### [Available data]
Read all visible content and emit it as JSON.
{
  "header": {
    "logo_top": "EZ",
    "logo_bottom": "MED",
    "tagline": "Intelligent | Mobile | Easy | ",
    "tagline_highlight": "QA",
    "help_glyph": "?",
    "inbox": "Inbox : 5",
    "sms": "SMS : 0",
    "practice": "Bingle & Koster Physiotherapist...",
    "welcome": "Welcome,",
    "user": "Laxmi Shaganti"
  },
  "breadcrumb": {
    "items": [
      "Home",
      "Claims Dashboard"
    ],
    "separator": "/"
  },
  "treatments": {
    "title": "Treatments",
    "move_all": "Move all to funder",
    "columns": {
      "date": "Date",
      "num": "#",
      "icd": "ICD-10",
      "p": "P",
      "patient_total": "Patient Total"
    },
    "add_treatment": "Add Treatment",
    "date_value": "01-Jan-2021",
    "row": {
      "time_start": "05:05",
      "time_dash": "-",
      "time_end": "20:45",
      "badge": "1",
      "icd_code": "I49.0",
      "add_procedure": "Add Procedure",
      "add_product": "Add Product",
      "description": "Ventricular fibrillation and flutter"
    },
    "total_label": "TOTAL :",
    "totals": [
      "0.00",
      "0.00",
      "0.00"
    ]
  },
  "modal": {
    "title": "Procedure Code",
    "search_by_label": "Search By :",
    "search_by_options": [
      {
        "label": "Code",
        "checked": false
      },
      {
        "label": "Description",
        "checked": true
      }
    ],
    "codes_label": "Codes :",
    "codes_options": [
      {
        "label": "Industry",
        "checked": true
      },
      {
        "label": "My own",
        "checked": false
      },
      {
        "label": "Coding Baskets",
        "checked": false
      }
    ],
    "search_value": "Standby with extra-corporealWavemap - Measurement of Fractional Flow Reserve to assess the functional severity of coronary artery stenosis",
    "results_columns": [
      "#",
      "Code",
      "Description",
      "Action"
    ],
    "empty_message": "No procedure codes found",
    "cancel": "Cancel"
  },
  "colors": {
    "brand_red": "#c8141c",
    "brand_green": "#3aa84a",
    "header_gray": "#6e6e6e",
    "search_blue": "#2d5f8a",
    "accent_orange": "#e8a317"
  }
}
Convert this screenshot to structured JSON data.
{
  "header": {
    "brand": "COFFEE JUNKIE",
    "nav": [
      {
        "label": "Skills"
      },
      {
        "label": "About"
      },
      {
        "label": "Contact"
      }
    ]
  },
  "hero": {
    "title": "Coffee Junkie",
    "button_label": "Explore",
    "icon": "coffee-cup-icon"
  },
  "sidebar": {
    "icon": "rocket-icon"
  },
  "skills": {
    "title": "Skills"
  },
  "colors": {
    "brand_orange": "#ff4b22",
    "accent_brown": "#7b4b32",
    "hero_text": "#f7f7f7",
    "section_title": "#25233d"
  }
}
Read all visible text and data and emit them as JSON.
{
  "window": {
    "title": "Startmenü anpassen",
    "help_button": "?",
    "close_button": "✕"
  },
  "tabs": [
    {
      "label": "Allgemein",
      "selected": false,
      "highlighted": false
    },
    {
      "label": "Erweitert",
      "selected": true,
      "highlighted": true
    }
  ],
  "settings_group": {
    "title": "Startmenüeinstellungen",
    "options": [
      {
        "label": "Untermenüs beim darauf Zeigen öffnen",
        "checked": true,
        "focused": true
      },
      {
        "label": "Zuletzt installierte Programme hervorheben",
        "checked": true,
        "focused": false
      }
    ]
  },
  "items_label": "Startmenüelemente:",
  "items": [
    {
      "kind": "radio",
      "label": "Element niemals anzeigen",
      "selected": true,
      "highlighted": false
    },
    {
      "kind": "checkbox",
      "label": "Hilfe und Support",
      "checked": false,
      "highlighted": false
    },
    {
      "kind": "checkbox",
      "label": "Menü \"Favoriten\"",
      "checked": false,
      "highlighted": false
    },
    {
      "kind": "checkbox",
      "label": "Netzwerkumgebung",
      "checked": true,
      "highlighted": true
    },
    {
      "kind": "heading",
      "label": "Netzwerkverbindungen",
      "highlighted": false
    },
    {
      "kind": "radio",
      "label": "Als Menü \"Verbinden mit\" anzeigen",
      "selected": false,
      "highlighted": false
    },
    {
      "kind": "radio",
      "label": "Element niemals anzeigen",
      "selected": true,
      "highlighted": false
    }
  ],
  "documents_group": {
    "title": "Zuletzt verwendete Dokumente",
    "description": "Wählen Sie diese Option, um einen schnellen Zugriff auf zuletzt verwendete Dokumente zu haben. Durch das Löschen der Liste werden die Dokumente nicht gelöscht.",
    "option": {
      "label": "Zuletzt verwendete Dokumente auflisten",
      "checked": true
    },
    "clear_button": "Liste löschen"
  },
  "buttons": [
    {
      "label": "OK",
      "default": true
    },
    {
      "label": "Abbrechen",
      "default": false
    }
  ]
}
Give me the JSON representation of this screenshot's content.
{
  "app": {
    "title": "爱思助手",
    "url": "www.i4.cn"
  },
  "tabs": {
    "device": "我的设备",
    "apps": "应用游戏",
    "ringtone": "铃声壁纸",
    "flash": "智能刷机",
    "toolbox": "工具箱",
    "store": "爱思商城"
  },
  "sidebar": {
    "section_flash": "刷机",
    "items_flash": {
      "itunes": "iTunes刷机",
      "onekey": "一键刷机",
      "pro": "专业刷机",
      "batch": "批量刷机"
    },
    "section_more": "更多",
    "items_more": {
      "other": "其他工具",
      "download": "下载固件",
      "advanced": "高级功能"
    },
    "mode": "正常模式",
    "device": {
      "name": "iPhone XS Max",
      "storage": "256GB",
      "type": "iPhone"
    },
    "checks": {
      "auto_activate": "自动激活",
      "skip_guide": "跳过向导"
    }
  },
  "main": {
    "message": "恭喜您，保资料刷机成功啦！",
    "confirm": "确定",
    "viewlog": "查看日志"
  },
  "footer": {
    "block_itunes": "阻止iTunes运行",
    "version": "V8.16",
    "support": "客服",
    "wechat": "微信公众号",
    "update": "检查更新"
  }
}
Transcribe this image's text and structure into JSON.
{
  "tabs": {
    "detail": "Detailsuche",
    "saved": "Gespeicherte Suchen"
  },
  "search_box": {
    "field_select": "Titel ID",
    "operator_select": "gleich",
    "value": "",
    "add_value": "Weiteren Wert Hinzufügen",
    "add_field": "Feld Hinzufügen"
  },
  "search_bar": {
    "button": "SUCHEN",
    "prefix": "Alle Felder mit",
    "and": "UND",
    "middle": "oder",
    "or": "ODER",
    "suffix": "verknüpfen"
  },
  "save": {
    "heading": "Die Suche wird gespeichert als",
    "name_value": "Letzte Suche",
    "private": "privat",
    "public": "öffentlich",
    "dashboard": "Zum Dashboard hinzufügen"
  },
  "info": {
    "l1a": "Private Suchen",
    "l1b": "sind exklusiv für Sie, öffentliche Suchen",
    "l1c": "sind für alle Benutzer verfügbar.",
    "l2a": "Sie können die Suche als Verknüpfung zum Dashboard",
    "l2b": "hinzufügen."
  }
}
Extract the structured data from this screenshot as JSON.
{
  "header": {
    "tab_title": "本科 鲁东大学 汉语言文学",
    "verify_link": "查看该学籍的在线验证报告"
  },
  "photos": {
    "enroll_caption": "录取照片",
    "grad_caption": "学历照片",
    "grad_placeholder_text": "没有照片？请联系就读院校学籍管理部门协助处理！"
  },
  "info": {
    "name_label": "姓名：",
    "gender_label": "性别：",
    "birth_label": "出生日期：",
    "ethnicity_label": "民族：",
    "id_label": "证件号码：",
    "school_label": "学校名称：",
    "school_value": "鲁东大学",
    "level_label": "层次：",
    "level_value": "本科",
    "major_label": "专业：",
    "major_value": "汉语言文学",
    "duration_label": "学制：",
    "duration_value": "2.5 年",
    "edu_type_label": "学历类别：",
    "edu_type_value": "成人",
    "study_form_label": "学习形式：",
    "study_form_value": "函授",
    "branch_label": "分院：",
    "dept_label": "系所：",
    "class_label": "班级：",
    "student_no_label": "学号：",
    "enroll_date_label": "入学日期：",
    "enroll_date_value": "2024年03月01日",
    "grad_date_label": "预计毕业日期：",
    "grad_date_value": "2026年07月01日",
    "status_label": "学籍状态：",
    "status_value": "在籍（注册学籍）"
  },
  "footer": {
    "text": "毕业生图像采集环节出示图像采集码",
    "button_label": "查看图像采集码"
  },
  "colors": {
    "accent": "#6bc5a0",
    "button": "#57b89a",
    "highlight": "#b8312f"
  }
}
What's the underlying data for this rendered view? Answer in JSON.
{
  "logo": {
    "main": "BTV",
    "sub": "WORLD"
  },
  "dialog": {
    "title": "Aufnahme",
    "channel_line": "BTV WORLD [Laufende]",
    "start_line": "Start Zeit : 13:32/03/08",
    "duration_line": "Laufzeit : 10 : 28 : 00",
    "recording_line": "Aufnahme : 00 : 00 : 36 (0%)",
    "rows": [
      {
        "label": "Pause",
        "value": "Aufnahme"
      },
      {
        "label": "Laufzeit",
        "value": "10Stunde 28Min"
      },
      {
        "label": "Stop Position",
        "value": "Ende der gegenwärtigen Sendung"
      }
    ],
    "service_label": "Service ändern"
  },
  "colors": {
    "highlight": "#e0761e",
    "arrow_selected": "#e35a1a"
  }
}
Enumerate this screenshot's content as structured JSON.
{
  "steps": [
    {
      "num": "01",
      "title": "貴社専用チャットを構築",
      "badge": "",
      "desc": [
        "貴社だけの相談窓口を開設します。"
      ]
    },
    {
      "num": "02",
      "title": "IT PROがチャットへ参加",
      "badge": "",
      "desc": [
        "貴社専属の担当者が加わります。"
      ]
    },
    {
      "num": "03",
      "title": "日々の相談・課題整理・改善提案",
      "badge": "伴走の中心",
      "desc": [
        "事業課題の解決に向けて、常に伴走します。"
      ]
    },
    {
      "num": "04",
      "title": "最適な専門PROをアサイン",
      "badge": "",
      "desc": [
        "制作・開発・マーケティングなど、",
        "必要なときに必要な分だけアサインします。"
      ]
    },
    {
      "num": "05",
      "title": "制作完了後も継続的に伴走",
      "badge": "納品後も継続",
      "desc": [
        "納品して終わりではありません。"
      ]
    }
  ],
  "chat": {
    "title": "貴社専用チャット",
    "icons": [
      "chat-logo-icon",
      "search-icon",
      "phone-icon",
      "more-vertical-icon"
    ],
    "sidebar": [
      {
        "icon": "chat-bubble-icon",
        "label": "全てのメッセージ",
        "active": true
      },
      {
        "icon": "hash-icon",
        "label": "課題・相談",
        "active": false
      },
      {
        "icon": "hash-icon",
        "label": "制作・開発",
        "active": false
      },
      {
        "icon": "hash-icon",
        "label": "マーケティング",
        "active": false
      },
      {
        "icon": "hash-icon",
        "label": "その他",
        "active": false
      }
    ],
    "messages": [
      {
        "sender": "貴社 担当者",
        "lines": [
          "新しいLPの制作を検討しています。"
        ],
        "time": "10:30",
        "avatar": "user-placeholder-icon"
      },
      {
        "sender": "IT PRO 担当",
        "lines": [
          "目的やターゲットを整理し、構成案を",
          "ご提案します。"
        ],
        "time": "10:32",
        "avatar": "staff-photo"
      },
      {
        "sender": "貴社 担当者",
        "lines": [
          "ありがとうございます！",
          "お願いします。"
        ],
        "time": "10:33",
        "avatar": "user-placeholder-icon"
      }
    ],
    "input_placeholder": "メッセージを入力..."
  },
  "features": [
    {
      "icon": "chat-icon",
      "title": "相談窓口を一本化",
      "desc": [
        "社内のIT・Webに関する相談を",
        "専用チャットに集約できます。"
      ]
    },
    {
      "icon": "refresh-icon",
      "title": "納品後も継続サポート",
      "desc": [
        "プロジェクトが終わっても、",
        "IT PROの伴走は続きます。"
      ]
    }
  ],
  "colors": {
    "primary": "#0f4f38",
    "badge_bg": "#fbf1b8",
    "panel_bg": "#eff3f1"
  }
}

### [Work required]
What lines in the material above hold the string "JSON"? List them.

### [Solution below]
Read all visible content and emit it as JSON.
Convert this screenshot to structured JSON data.
Read all visible text and data and emit them as JSON.
Give me the JSON representation of this screenshot's content.
Transcribe this image's text and structure into JSON.
Extract the structured data from this screenshot as JSON.
What's the underlying data for this rendered view? Answer in JSON.
Enumerate this screenshot's content as structured JSON.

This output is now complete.